In a couple of ‘future’ stories, Melody dies prematurely. (From cancer, ‘Valediction’, by Marion Woods, and in a commercial plane crash ‘Pride and Joy’, by Lezli Farrington.) 




Notes of interest  


Along with Trinidadian Lieutenant Green, Melody Angel was one of the first major black characters in a television series, and unlike Lieutenant Uhura from ‘Star Trek’, which aired around the same time, she was not confined to a typically female role.


She appeared in seventeen of the thirty-two episodes of ‘Captain Scarlet and the Mysterons’, had a speaking role in nine, and played a prominent role in several, most notably in (‘The Trap’).


As well as her primary role as an Interceptor pilot, Melody Angel has been on call as a Spectrum helicopter pilot, as seen in episode ‘Shadow of Fear’. She’s also seen flying helicopters in the comic strips, such as the story ‘The Labyrinth’, written in 1993.

The Voice of Melody Angel  

Sylvia Anderson and Lady Penelope

Sylvia Anderson, then the wife of Gerry Anderson, and co-producer of the series, was the voice behind Melody, and gave the character a rich, husky Southern US accent.
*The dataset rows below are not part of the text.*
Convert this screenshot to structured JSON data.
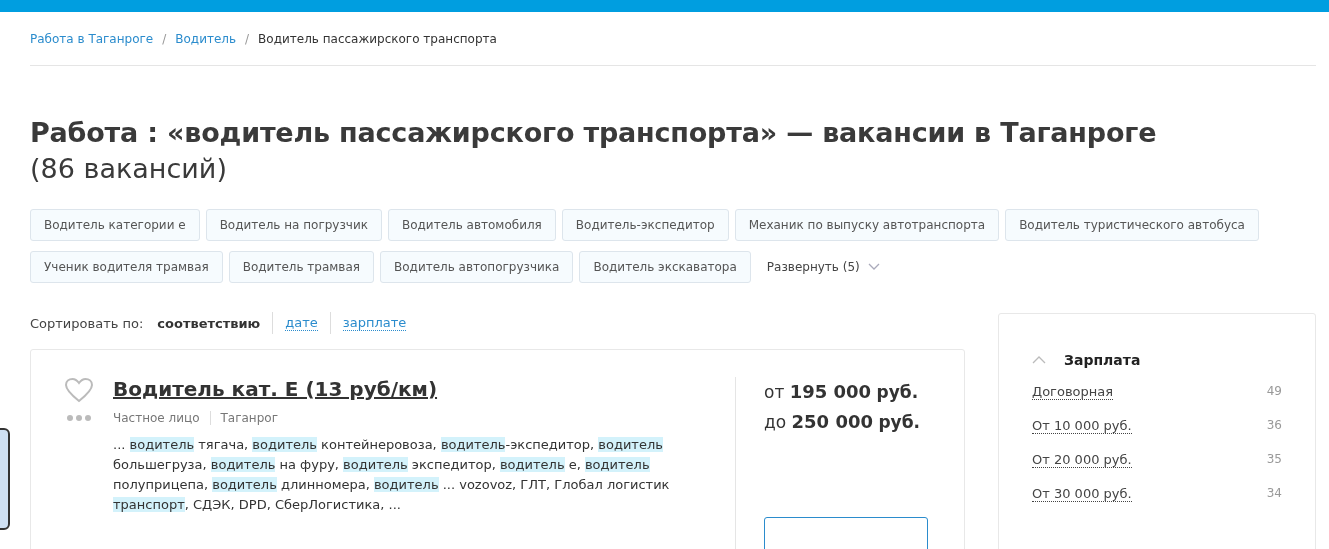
{
  "breadcrumbs": [
    {
      "label": "Работа в Таганроге",
      "link": true
    },
    {
      "label": "Водитель",
      "link": true
    },
    {
      "label": "Водитель пассажирского транспорта",
      "link": false
    }
  ],
  "breadcrumb_separator": "/",
  "heading": {
    "title": "Работа : «водитель пассажирского транспорта» — вакансии в Таганроге",
    "count": "(86 вакансий)"
  },
  "tags": [
    "Водитель категории е",
    "Водитель на погрузчик",
    "Водитель автомобиля",
    "Водитель-экспедитор",
    "Механик по выпуску автотранспорта",
    "Водитель туристического автобуса",
    "Ученик водителя трамвая",
    "Водитель трамвая",
    "Водитель автопогрузчика",
    "Водитель экскаватора"
  ],
  "expand_link": "Развернуть (5)",
  "sort": {
    "label": "Сортировать по:",
    "options": [
      {
        "label": "соответствию",
        "selected": true
      },
      {
        "label": "дате",
        "selected": false
      },
      {
        "label": "зарплате",
        "selected": false
      }
    ]
  },
  "vacancy": {
    "title": "Водитель кат. Е (13 руб/км)",
    "favorite": false,
    "employer": "Частное лицо",
    "city": "Таганрог",
    "snippet": [
      {
        "text": "... ",
        "highlight": false
      },
      {
        "text": "водитель",
        "highlight": true
      },
      {
        "text": " тягача, ",
        "highlight": false
      },
      {
        "text": "водитель",
        "highlight": true
      },
      {
        "text": " контейнеровоза, ",
        "highlight": false
      },
      {
        "text": "водитель",
        "highlight": true
      },
      {
        "text": "-экспедитор, ",
        "highlight": false
      },
      {
        "text": "водитель",
        "highlight": true
      },
      {
        "text": " большегруза, ",
        "highlight": false
      },
      {
        "text": "водитель",
        "highlight": true
      },
      {
        "text": " на фуру, ",
        "highlight": false
      },
      {
        "text": "водитель",
        "highlight": true
      },
      {
        "text": " экспедитор, ",
        "highlight": false
      },
      {
        "text": "водитель",
        "highlight": true
      },
      {
        "text": " е, ",
        "highlight": false
      },
      {
        "text": "водитель",
        "highlight": true
      },
      {
        "text": " полуприцепа, ",
        "highlight": false
      },
      {
        "text": "водитель",
        "highlight": true
      },
      {
        "text": " длинномера, ",
        "highlight": false
      },
      {
        "text": "водитель",
        "highlight": true
      },
      {
        "text": " ... vozovoz, ГЛТ, Глобал логистик ",
        "highlight": false
      },
      {
        "text": "транспорт",
        "highlight": true
      },
      {
        "text": ", СДЭК, DPD, СберЛогистика, ...",
        "highlight": false
      }
    ],
    "salary": [
      {
        "prefix": "от",
        "amount": "195 000",
        "currency": "руб."
      },
      {
        "prefix": "до",
        "amount": "250 000",
        "currency": "руб."
      }
    ]
  },
  "filter": {
    "title": "Зарплата",
    "expanded": true,
    "items": [
      {
        "label": "Договорная",
        "count": "49"
      },
      {
        "label": "От 10 000 руб.",
        "count": "36"
      },
      {
        "label": "От 20 000 руб.",
        "count": "35"
      },
      {
        "label": "От 30 000 руб.",
        "count": "34"
      }
    ]
  }
}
In addition, Sylvia provided a number of voices for female supporting characters, such as Judy Chapman (‘Place of Angels’), Gabrielle (‘Model Spy’), and Linda Nolan (‘Crater 101’) .


Previous to ‘Captain Scarlet’, she was the voice-artiste for Venus in ‘Fireball XL5’, Marina in one episode of ‘Stingray’ and her most famous characterisation, Lady Penelope in ‘Thunderbirds’. After Captain Scarlet, she continued to give voice to Ada Harris in ‘Joe 90’ and Mrs. Appleby in ‘The Secret Service’.  Sylvia Anderson is credited as creator of the characters of the ‘Captain Scarlet and the Mysterons’ series, and as co-writer of the pilot episode with husband Gerry.
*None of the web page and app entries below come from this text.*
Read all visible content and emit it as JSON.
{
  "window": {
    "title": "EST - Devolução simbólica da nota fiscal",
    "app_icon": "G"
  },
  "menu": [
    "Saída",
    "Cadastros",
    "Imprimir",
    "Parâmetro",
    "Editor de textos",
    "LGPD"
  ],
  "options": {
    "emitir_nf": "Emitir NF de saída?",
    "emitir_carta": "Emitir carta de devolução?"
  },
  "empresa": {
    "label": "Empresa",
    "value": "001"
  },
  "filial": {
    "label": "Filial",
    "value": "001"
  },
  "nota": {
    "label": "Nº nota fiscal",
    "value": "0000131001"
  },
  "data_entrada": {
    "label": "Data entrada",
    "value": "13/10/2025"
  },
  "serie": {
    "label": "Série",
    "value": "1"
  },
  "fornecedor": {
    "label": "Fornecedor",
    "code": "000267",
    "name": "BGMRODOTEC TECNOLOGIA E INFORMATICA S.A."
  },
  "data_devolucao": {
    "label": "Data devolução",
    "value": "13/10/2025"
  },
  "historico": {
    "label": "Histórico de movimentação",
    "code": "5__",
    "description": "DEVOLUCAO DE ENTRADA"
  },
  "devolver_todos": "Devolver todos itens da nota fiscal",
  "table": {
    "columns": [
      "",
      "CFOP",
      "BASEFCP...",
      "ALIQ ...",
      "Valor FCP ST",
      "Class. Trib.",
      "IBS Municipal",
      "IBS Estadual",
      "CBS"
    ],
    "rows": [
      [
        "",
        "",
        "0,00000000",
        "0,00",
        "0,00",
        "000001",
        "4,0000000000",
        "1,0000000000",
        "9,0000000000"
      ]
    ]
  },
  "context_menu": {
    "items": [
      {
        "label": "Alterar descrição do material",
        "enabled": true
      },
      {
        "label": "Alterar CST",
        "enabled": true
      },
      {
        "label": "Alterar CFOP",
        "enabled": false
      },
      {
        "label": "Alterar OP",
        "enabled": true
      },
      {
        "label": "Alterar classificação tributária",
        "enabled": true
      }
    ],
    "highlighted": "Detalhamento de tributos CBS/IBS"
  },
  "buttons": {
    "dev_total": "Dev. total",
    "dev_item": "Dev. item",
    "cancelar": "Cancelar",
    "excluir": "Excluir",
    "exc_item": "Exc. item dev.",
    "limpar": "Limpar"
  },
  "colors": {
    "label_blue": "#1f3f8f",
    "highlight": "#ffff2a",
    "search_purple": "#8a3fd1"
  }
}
The Faces of Melody Angel


Melody and her model, Eartha Kitt


The puppet was apparently modelled on the facial features of the renowned signer and actress Eartha Kitt, who’s best remembered for her portrayal as Catwoman in the 60’s series ‘Batman’ (starring Adam West), and there is a definite likeness between the two as shown by the comparison photos.


Like the other Angels, Melody was in the comic strips in TV21 and ‘The Angels’ from Lady Penelope magazine.  While she shares equal appearance with her fellow Angels in the latter, however, in the TV/Century 21 magazines, although seen on occasions, she doesn’t receive much spotlight.  We’ll have to wait until a later story, in the ‘Captain Scarlet and the Mysterons’ magazine (Fleetway, 1993-1994), for a scene of some importance (she is saved by the Cloudbase’s emergency crew after a bumpy landing in ‘Grandmaster’).
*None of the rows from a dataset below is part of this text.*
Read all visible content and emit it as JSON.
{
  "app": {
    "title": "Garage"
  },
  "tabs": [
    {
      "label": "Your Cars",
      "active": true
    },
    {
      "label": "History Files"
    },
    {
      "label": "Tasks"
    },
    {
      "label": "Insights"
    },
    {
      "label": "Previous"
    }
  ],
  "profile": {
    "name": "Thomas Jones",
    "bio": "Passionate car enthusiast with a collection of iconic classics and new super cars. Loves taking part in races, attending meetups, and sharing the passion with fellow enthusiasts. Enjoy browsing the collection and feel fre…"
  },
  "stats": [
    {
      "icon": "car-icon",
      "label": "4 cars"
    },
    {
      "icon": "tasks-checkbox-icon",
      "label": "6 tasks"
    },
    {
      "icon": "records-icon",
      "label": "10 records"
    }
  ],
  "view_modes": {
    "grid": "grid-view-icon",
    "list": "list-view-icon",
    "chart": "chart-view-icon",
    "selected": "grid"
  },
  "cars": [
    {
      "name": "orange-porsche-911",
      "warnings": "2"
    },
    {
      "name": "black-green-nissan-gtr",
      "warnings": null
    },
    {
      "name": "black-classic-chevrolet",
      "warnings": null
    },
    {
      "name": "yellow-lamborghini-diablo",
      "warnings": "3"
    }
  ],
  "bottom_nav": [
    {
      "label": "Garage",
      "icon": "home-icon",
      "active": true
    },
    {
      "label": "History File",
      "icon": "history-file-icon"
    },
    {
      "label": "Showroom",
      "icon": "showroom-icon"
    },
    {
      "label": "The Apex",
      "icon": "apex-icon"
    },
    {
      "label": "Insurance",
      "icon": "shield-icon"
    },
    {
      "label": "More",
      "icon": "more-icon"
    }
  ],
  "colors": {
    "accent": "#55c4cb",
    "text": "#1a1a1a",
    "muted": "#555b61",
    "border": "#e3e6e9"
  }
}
By Jon Davis in 'The Angels' comic strip

Like with all the 'Captain Scarlet' characters, artist Lynn Simpson did a colour portrait of Melody Angel for the Spectrum Portrait Gallery, exclusively created for Fleetway's 'Captain Scarlet and the Mysterons' magazine.


Melody featured in the opening chapter of the John Theydon novel: ‘Angels and The Creeping Enemy’, where she spots Captain Black as she is returning from a vacation in her home town of Atlanta, and, naturally, sets off in pursuit of the Mysteron agent.


She also appeared in the first of two stories in the 1967 Angels storybook, entitled ‘Madame La Roche Must Die’.

Melody advising Rhapsody in 'Madame La Roche Must Die'.

'The Angels and the Creeping Enemy'

By John Cooper for 'Grandmaster'

Trouble for Scarlet and the Angels (including Melody), by Ron Embleton

Portrait by artist Lynn Simpson



CGI Melody


Esther Jackson is the real name of Melody Angel in the 'New Captain Scarlet' series, and like all the other characters, she is completely different. She is now Caucasian instead of black (unless she is pale-skinned black) and speaks with a soft mid-Atlantic accent, but there is no further information from official sources as to her place of origin.


In her story ‘Signals Through The Glass’, Skybase Girl suggested Melody was of Israeli descent, and had been a Mossad agent in her previous life before Spectrum.


Like CGI Rhapsody and Symphony, Melody does not have as active a role as her original counterpart, with her only notable appearance being in the episode ‘Fallen Angels’, where she displays formidable fighting skill trying to evade a group of pirates.